[Items from an interface collection]
□ □ □

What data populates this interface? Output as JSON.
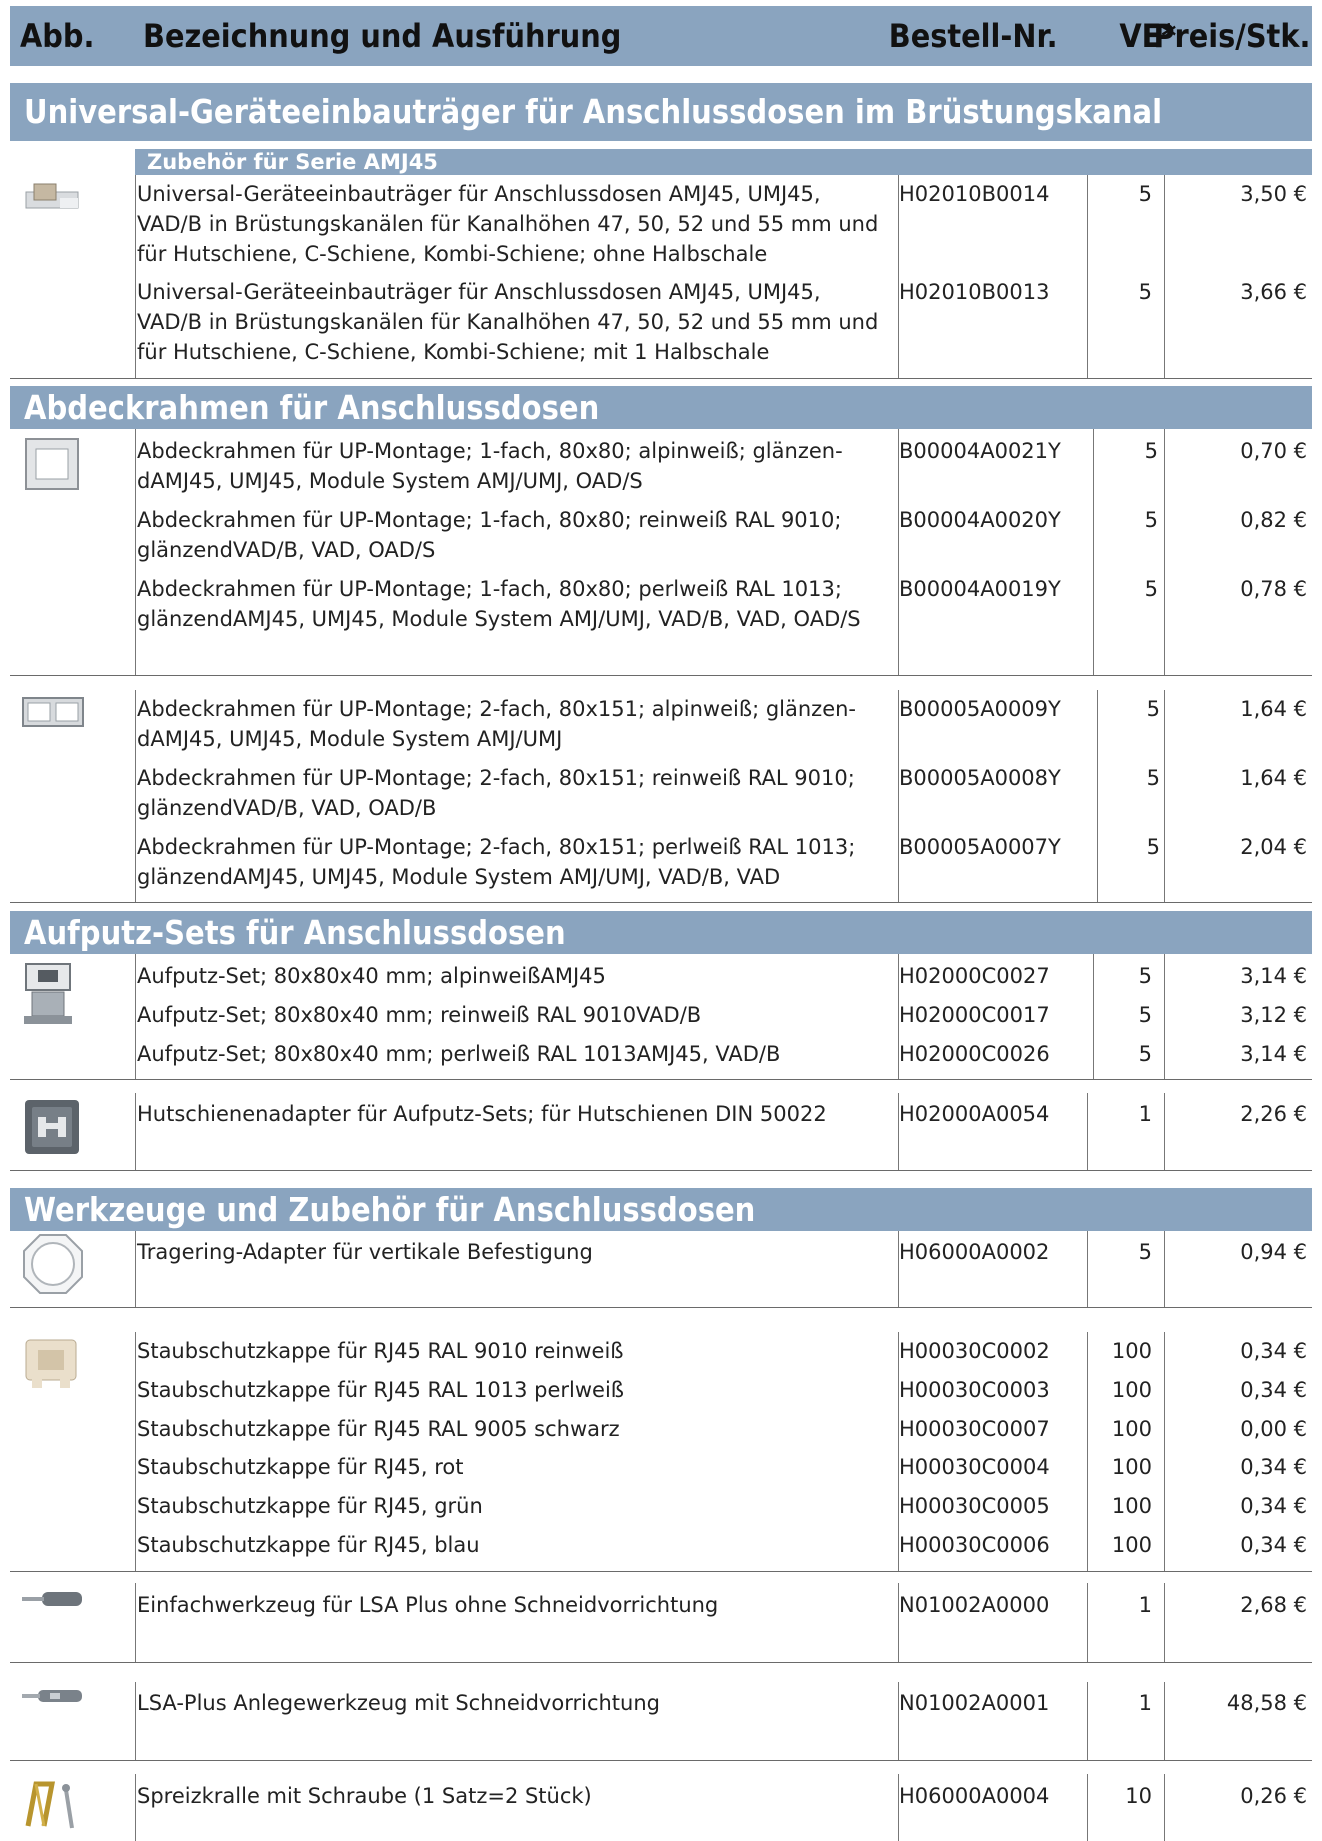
{
  "header": {
    "abb": "Abb.",
    "bezeichnung": "Bezeichnung und Ausführung",
    "bestellnr": "Bestell-Nr.",
    "ve": "VE*",
    "preis": "Preis/Stk."
  },
  "sections": {
    "universal": {
      "title": "Universal-Geräteeinbauträger für Anschlussdosen im Brüstungskanal",
      "sub": "Zubehör für Serie AMJ45",
      "items": [
        {
          "desc": "Universal-Geräteeinbauträger für Anschlussdosen AMJ45, UMJ45, VAD/B in Brüstungskanälen für Kanalhöhen 47, 50, 52 und 55 mm und für Hutschiene, C-Schiene, Kombi-Schiene; ohne Halbschale",
          "code": "H02010B0014",
          "ve": "5",
          "price": "3,50 €"
        },
        {
          "desc": "Universal-Geräteeinbauträger für Anschlussdosen AMJ45, UMJ45, VAD/B in Brüstungskanälen für Kanalhöhen 47, 50, 52 und 55 mm und für Hutschiene, C-Schiene, Kombi-Schiene; mit 1 Halbschale",
          "code": "H02010B0013",
          "ve": "5",
          "price": "3,66 €"
        }
      ]
    },
    "abdeck": {
      "title": "Abdeckrahmen für Anschlussdosen",
      "group1": [
        {
          "desc": "Abdeckrahmen für UP-Montage; 1-fach, 80x80; alpinweiß; glänzen-dAMJ45, UMJ45, Module System AMJ/UMJ, OAD/S",
          "code": "B00004A0021Y",
          "ve": "5",
          "price": "0,70 €"
        },
        {
          "desc": "Abdeckrahmen für UP-Montage; 1-fach, 80x80; reinweiß RAL 9010; glänzendVAD/B, VAD, OAD/S",
          "code": "B00004A0020Y",
          "ve": "5",
          "price": "0,82 €"
        },
        {
          "desc": "Abdeckrahmen für UP-Montage; 1-fach, 80x80; perlweiß RAL 1013; glänzendAMJ45, UMJ45, Module System AMJ/UMJ, VAD/B, VAD, OAD/S",
          "code": "B00004A0019Y",
          "ve": "5",
          "price": "0,78 €"
        }
      ],
      "group2": [
        {
          "desc": "Abdeckrahmen für UP-Montage; 2-fach, 80x151; alpinweiß; glänzen-dAMJ45, UMJ45, Module System AMJ/UMJ",
          "code": "B00005A0009Y",
          "ve": "5",
          "price": "1,64 €"
        },
        {
          "desc": "Abdeckrahmen für UP-Montage; 2-fach, 80x151; reinweiß RAL 9010; glänzendVAD/B, VAD, OAD/B",
          "code": "B00005A0008Y",
          "ve": "5",
          "price": "1,64 €"
        },
        {
          "desc": "Abdeckrahmen für UP-Montage; 2-fach, 80x151; perlweiß RAL 1013; glänzendAMJ45, UMJ45, Module System AMJ/UMJ, VAD/B, VAD",
          "code": "B00005A0007Y",
          "ve": "5",
          "price": "2,04 €"
        }
      ]
    },
    "aufputz": {
      "title": "Aufputz-Sets für Anschlussdosen",
      "group1": [
        {
          "desc": "Aufputz-Set; 80x80x40 mm; alpinweißAMJ45",
          "code": "H02000C0027",
          "ve": "5",
          "price": "3,14 €"
        },
        {
          "desc": "Aufputz-Set; 80x80x40 mm; reinweiß RAL 9010VAD/B",
          "code": "H02000C0017",
          "ve": "5",
          "price": "3,12 €"
        },
        {
          "desc": "Aufputz-Set; 80x80x40 mm; perlweiß RAL 1013AMJ45, VAD/B",
          "code": "H02000C0026",
          "ve": "5",
          "price": "3,14 €"
        }
      ],
      "group2": [
        {
          "desc": "Hutschienenadapter für Aufputz-Sets; für Hutschienen DIN 50022",
          "code": "H02000A0054",
          "ve": "1",
          "price": "2,26 €"
        }
      ]
    },
    "werkzeuge": {
      "title": "Werkzeuge und Zubehör für Anschlussdosen",
      "tragering": {
        "desc": "Tragering-Adapter für vertikale Befestigung",
        "code": "H06000A0002",
        "ve": "5",
        "price": "0,94 €"
      },
      "staub": [
        {
          "desc": "Staubschutzkappe für RJ45 RAL 9010 reinweiß",
          "code": "H00030C0002",
          "ve": "100",
          "price": "0,34 €"
        },
        {
          "desc": "Staubschutzkappe für RJ45 RAL 1013 perlweiß",
          "code": "H00030C0003",
          "ve": "100",
          "price": "0,34 €"
        },
        {
          "desc": "Staubschutzkappe für RJ45 RAL 9005 schwarz",
          "code": "H00030C0007",
          "ve": "100",
          "price": "0,00 €"
        },
        {
          "desc": "Staubschutzkappe für RJ45, rot",
          "code": "H00030C0004",
          "ve": "100",
          "price": "0,34 €"
        },
        {
          "desc": "Staubschutzkappe für RJ45, grün",
          "code": "H00030C0005",
          "ve": "100",
          "price": "0,34 €"
        },
        {
          "desc": "Staubschutzkappe für RJ45, blau",
          "code": "H00030C0006",
          "ve": "100",
          "price": "0,34 €"
        }
      ],
      "einfach": {
        "desc": "Einfachwerkzeug für LSA Plus ohne Schneidvorrichtung",
        "code": "N01002A0000",
        "ve": "1",
        "price": "2,68 €"
      },
      "lsa": {
        "desc": "LSA-Plus Anlegewerkzeug mit Schneidvorrichtung",
        "code": "N01002A0001",
        "ve": "1",
        "price": "48,58 €"
      },
      "spreiz": {
        "desc": "Spreizkralle mit Schraube (1 Satz=2 Stück)",
        "code": "H06000A0004",
        "ve": "10",
        "price": "0,26 €"
      }
    }
  }
}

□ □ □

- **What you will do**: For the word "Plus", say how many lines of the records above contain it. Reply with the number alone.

- **Solution for this problem**: 2